Here, we are right on the border between Samburu and Marsabit counties, the latter being the largest of Kenya’s constituencies, bordered to the north by Ethiopia, Turkana to the west, and a huge chunk of its central region enveloped by the immense Chalbi Desert. The region is a confluence of Samburu, Rendille, Pokot, Gabbra, Turkana, Borana cultures, and reaching Lake Turkana will acquaint us with Kenya’s smallest ethnic group, the El Molo, who live between the Kulal Mountain and El Molo bay. Culturally, linguistically and demographically, it is an endlessly varied and fascinating region to visit.
We push on through from South Horr until almost all trace of life vanishes from sight, the heat intensifies, and the landscape turns to granite coloured volcanic rock. Out of nowhere, the first wind turbines appear in the distance, signalling our approach to the colossal Lake Turkana Wind Power farm – the largest of its kind in Africa, powered by the gusty desert winds, which whip through the region with astounding fortitude. A stony-faced guard quizzes us at the security barrier and with an ambivalent nod allows us through.
With the 365 turbines now behind us, the road returns to a rockier, ungraded version of its former self, which obliges us to slow down and allow the splendour of Lake Turkana to ascend into view. When something has the alias “Jade Sea”, it naturally inspires curiosity and the expectation of beauty. Yet, it doesn’t quite prepare us for the first sighting of the world's largest permanent desert lake with its ever-changing colours, from jade to azure, turquoise to midnight blue. The movement of the water, with the hot, howling desert wind, reminds us that life exists in all places, even the driest, rockiest of terrains.
Indeed, we know that life has been here since the beginnings of time since some of the earliest remains of hominids have been discovered in the Turkana basin, also known as “the cradle of mankind”. On the eastern side of the lake, in the area called Koobi Fora, Richard Leakey led an expedition team in 1967, which uncovered tools and fossils belonging to our earliest ancestors, including the skull of a Homo habilis believed to be 2.5 million years old.
Leakey has commissioned plans for “Ngaren: Museum of Humankind”, the first center completely dedicated to the archaeological discoveries of the region. The contemporary, monolithic design has been disclosed by Studio Libeskind - the architects who redesigned the New York City World Trade Center - and the museum is expected to open in 2024. For now, we are happy to make do with the unassuming Desert Museum, which displays a variety of photographs and cultural artefacts in a homestead-style building, just outside Loiyangalani (meaning “place of many trees). With its elevated position and spectacular, panoramic backdrop of the Jade Sea, this is an idyllic spot to drive out to in the late afternoon in time for sunset.
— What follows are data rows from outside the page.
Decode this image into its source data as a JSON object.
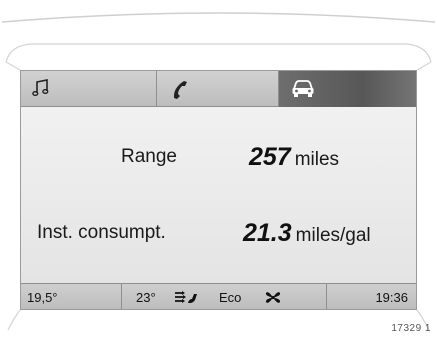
{
  "tabs": [
    {
      "id": "music",
      "icon": "music-note-icon",
      "active": false
    },
    {
      "id": "phone",
      "icon": "phone-handset-icon",
      "active": false
    },
    {
      "id": "vehicle",
      "icon": "car-icon",
      "active": true
    }
  ],
  "trip": {
    "range": {
      "label": "Range",
      "value": "257",
      "unit": "miles"
    },
    "consumption": {
      "label": "Inst. consumpt.",
      "value": "21.3",
      "unit": "miles/gal"
    }
  },
  "status_bar": {
    "outside_temp": "19,5°",
    "set_temp": "23°",
    "air_distribution_icon": "air-distribution-icon",
    "mode": "Eco",
    "fan_icon": "fan-icon",
    "time": "19:36"
  },
  "reference_code": "17329 1",
  "colors": {
    "active_tab": "#5f5f5f",
    "screen_bg": "#ececec",
    "bar_bg": "#c4c4c4"
  }
}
Finally, we have reached our destination and it feels strangely like the beginnings and the ends of the earth. The journey by road is not for the faint-hearted and temperatures can reach close to 50 degrees Celsius at certain times of year. I wonder (on repeat) as to how anything can survive in such extreme temperatures and harsh terrain for any length of time. Yet, humans aside, Lake Turkana has a large population of Nile crocodiles, is the only place in the world where you’ll find the beautiful Mount Kulal chameleon, and one of the only parts of Kenya where softshell turtles exist. There is a strength and resilience here - a stark, dramatic stateliness which leaves a resounding impression. It should be thought of as the holy grail of Kenyan road trips – difficult to reach, but the end reward is the crowning jewel of Kenya’s Great Rift Valley lakes.
Contact us at email@example.com for details on planning a wilderness, cultural & archaeological adventure in northern Kenya, or an overnight helicopter safari incorporating some of the most scenic routes in the country.